Brad: I am aware of it from HIV and cancer but not in AD. It really should be discussed. This hit us in the prime of life. I recently contacted the FDA to understand the Compassionate Use route. I found out that there is another route to possibly take that is not under a formal single patient IND. The FDA will allow a patient to receive, via mail, an experimental medicine if it is prescribed and given under the care of a physician. They prefer if it is a compound that currently has an IND filed with the FDA. However, a patient will still need to work with the company to get access to the drug.
ARF: What kinds of potential or experimental drugs have you explored?
Brad: Our neurologist has considered some issues related to the balance of metals. We recently tried a treatment regimen around this theory, but did not notice an improvement.
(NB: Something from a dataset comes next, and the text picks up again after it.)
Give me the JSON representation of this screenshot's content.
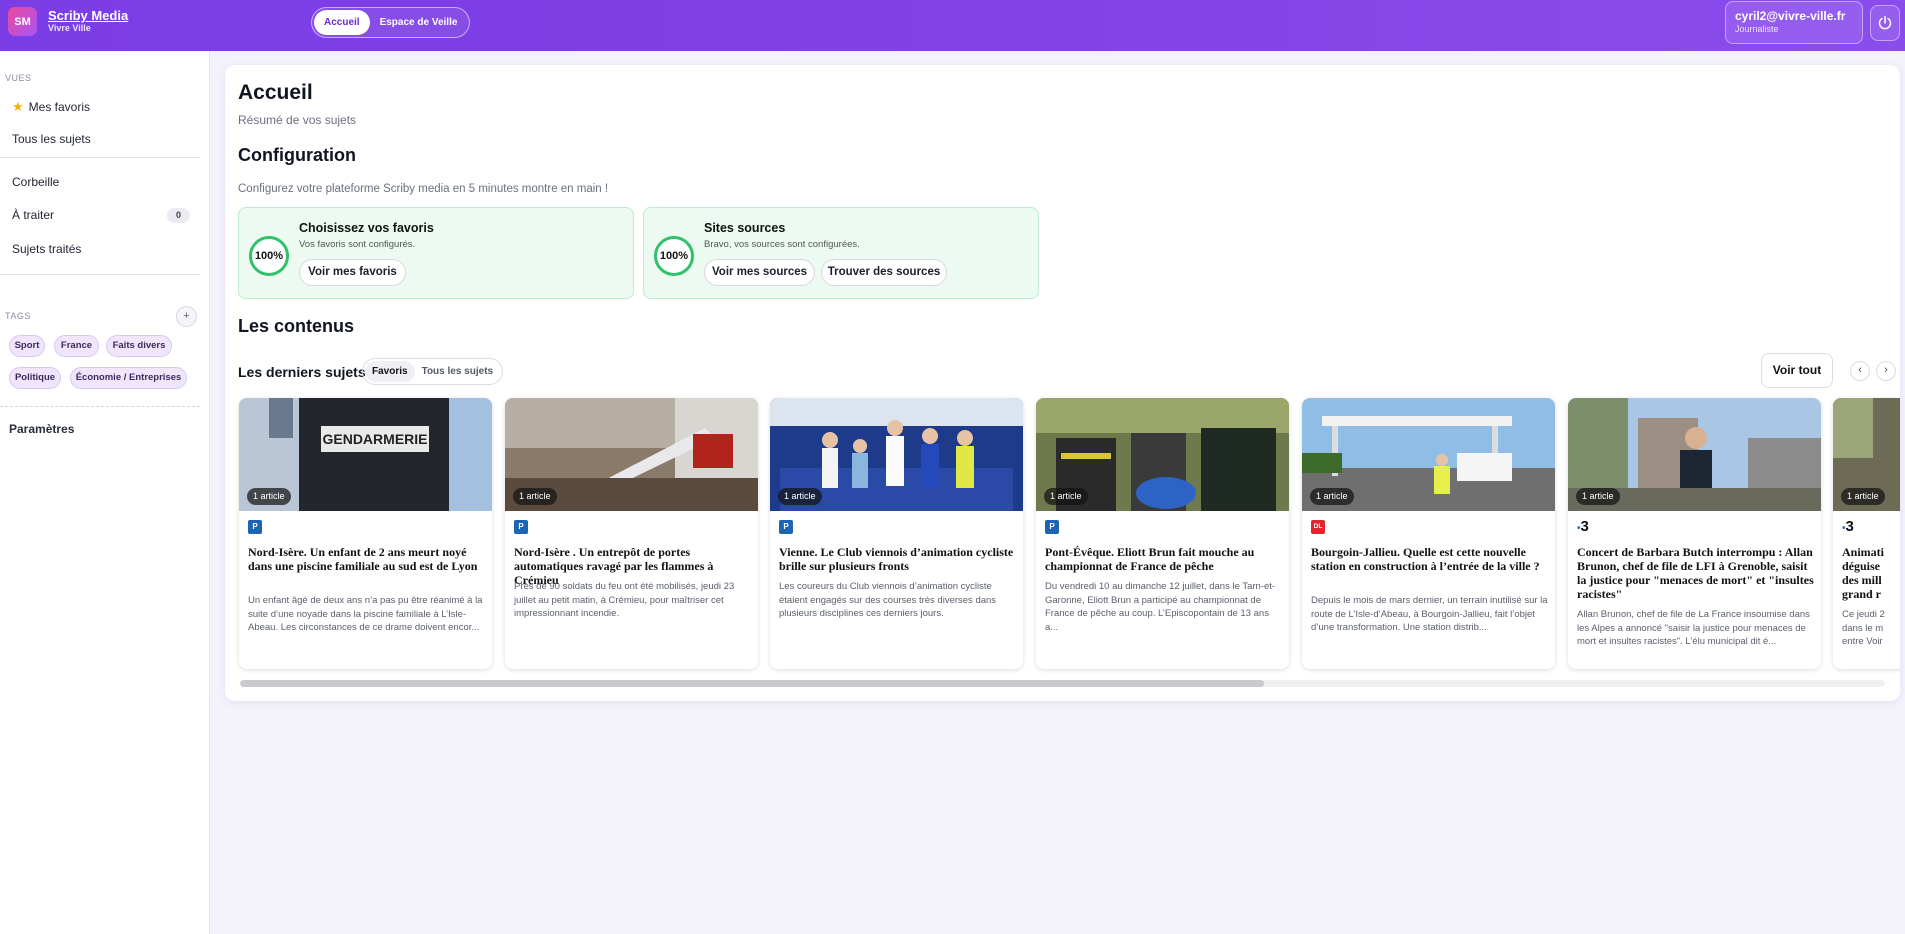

We are also looking at some other drugs that may be available but not currently prescribed for Alzheimer's.
ARF: Have you and Dr. Myers decided on which ones would hold some promise for Megan?
Brad: We frequently discuss current drugs and approaches. I try to stay up-to-date on current research, and he is great at listening to the research findings I come across. We are currently exploring an experimental drug and have been in contact with the company who is developing the drug.
ARF: What exactly did you do?
Brad: We contacted members of the Scientific Advisory Board and the CEO of the company by phone and e-mail. The company is currently considering our request for Compassionate Use. Dr. Myers has also been in contact with another company about some of their products, but they were not open to Compassionate Use at this point. He also contacted yet other companies.
ARF: What response did you/he get?
Brad: Each of the people has been sympathetic to our situation, and one of the SAB members has offered some of his research to Dr. Myers.
ARF: Did all sponsors you contacted react in the same way?
Brad: All have been sympathetic, but there have been mixed results in their openness to Compassionate Use.
ARF: Where your requests were rejected, what reasons did the sponsors give?
Brad: One of the denials was due to some previous clinical setbacks with that company's treatment approach. We have not followed up at this point to see if their view has changed, but we may contact them in the future to reconsider our request if their current treatment appears to do well in the clinic.
ARF: What about the risk of serious side effects with a barely tested drug?
Brad: It's a risk-benefit analysis. Right now, we know that our family member will likely pass away in 5-7 years, and that half of that time will likely be in a somewhat vegetative state. I personally think EOAD patients would be very willing to sign up for a trial even though the toxic effects of the treatment were unknown, or even given some known side effects of the treatment, if it offered a reasonable chance to improve cognition and AD symptoms for some time.
ARF: What would you suggest?
Brad: Couldn't the drug be made available for EOAD patients in a small, open-label observational trial that would allow good access to the active drug? The EOAD patients have a lot of energy, and the caregivers tend to be more observant of changes in their loved ones as they have so much going on and small changes are noticed more (at least that's my opinion). It is dreadful to watch our loved ones waste away without being able to help when we know that there are many drugs being studied for treatment of Alzheimer's. It seems to me like the FDA would allow companies to be more lenient by allowing them to separate the results of any EOAD trials if the main concern is not to disrupt the approval in LOAD patients.
ARF: So where do things stand in June 2007?
Brad: We don't have access to experimental therapy for Megan yet. We are considering further ones, and are working on obtaining access through off-label use and/or other approaches.